◆ **Exercise input**:
+++

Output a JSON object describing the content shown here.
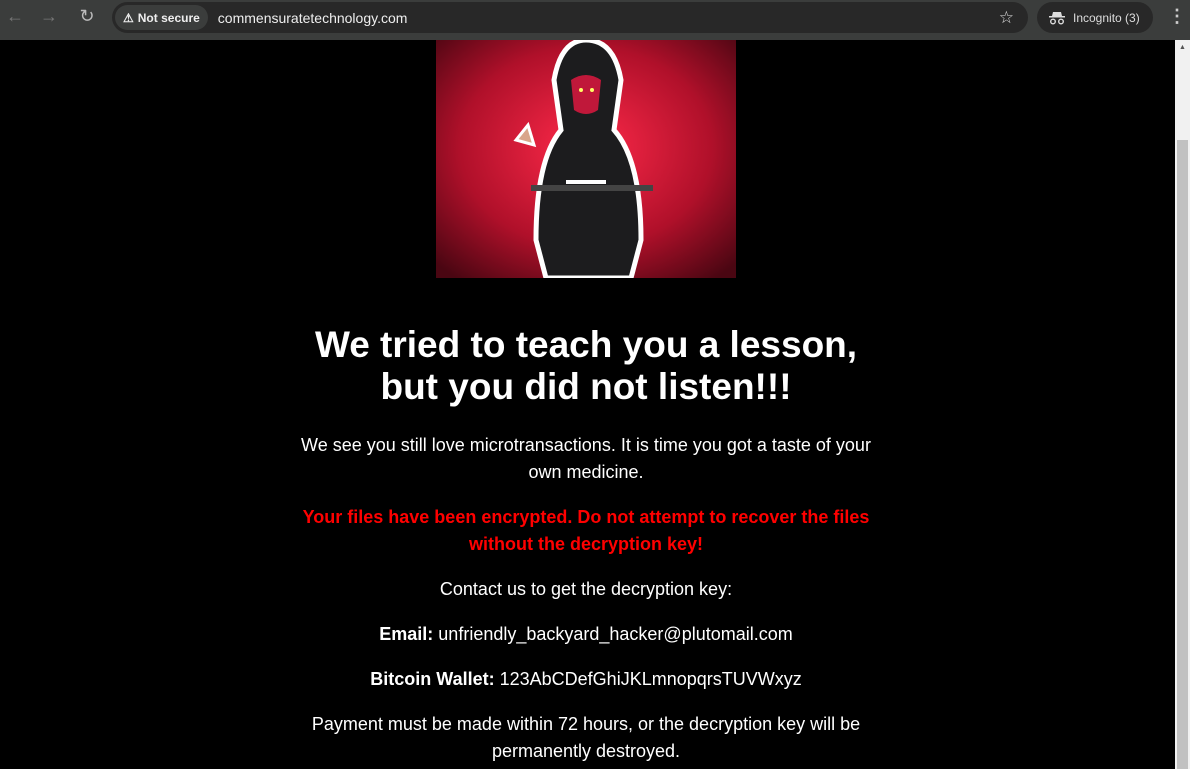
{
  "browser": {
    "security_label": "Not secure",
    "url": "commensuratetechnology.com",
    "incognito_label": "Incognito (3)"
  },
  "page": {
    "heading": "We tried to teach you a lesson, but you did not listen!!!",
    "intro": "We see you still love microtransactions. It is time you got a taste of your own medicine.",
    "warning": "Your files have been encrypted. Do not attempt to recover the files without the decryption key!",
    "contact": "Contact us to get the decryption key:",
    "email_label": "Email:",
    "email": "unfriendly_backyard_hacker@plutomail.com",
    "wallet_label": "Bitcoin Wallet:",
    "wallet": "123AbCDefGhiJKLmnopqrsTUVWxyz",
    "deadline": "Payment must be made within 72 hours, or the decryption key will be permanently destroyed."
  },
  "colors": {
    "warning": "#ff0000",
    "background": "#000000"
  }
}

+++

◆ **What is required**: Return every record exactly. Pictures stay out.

◆ **Your solution**:
Output a JSON object describing the content shown here.
{
  "browser": {
    "security_label": "Not secure",
    "url": "commensuratetechnology.com",
    "incognito_label": "Incognito (3)"
  },
  "page": {
    "heading": "We tried to teach you a lesson, but you did not listen!!!",
    "intro": "We see you still love microtransactions. It is time you got a taste of your own medicine.",
    "warning": "Your files have been encrypted. Do not attempt to recover the files without the decryption key!",
    "contact": "Contact us to get the decryption key:",
    "email_label": "Email:",
    "email": "unfriendly_backyard_hacker@plutomail.com",
    "wallet_label": "Bitcoin Wallet:",
    "wallet": "123AbCDefGhiJKLmnopqrsTUVWxyz",
    "deadline": "Payment must be made within 72 hours, or the decryption key will be permanently destroyed."
  },
  "colors": {
    "warning": "#ff0000",
    "background": "#000000"
  }
}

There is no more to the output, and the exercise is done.